THE European Commission (EC) has warned the Dutch government that its plan to directly re-award the Main Line Network concession to Netherlands Railways (NS) in 2023 without undertaking market testing would entail “a serious risk of breaching European Union law.”
The warning was delivered in a letter from the European commissioner for transport, Ms Adina Vălean, to the Dutch minister of the environment, Ms Vivianne Heijnan.
Vălean notes that discussions with Dutch government over the direct award began in May 2020 when the policy was first announced, and since then the EC has reiterated its serious concerns over “the legality of the award and the excessively broad scope of the concession.”
“I am concerned that after several meetings and exchanges of formal letters, no substantial progress has been made so far,” Vălean says.
Member states of the European Union (EU) have a large margin of discretion in establishing the characteristics of the passenger services they wish to see provided in the general interest. But Vălean also points out that under EU law, they must carry out market analysis to determine which services can be operated commercially before letting the rest under PSO contracts.
The Main Line Network is formed of the principal passenger routes, including inter-city services and some international routes. It handles 95% of total rail passenger-km in the Netherlands.

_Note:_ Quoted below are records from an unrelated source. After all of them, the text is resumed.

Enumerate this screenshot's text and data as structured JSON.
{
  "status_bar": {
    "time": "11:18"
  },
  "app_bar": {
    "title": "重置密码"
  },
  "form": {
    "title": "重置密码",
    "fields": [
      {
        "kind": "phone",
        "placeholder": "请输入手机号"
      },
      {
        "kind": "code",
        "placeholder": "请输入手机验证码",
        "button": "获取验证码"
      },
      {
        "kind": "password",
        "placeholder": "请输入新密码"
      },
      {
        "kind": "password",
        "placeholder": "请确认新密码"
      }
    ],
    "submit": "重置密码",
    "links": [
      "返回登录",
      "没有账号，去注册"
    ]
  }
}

The fact that the Main Line Network would see NS paying a fee to the government strongly suggests that some of these services could be provided by the market, Vălean says, but despite this no market analysis has been undertaken.
“Therefore your plan to entrust an all-encompassing concession to NS in the absence of market testing entails a serious risk of breaching EU law,” the commissioner writes.
The EC is also concerned that the Dutch government may be attempting to circumvent the new requirement to make competitive awards in the EU’s Fourth Railway Package.
Under a transition period which ends on December 24 2023, member states are still allowed to make direct awards as long as their duration does not exceed 10 years.
Vălean notes that the government is planning to award the 10-year concession before the end of 2023, but that it would not start until January 2025.
“There is no apparent reason why a direct award decision should be taken more than 12 months ahead of the start of operations, considering that the incumbent can switch seamlessly from the old to the new contract, which is of comparable scope,” she says.
The EC has received “substantiated complaints” from operators wishing to exercise their rights under the Fourth Railway Package to operate in the Netherlands, and Vălean says “we are under an obligation to pursue these complaints and enforce EU rail legislation.”
Some complainants have also started legal proceedings in the Dutch courts, including the Netherlands Federation of Transport Companies (FNM), representing Arriva Nederland, Transdev, Qbuzz, Keolis and EBS.
“We consider that their claims have merit, and will provide our interpretation of EU legislation if requested by a national court or the European Court of Justice,” Vălean says.
If the Main Line Network concession were found to breach EU law, including state aid rules, Vălean warns that there could be “significant legal and financial consequences for the concessionaire, regardless of whether operations under the new concession have already started.”
Vălean ends her letter by urging the Dutch government to reconsider its decision, encouraging it to take immediate steps to undertake market analysis “to correctly define the scope of the concession.”
“Given the time frame of your government, in particular the published schedule for PSO requirements and the plans to conclude the formal process, including the Dutch parliament’s approval, by the end of this year, the matter is extremely urgent,” concludes Vălean.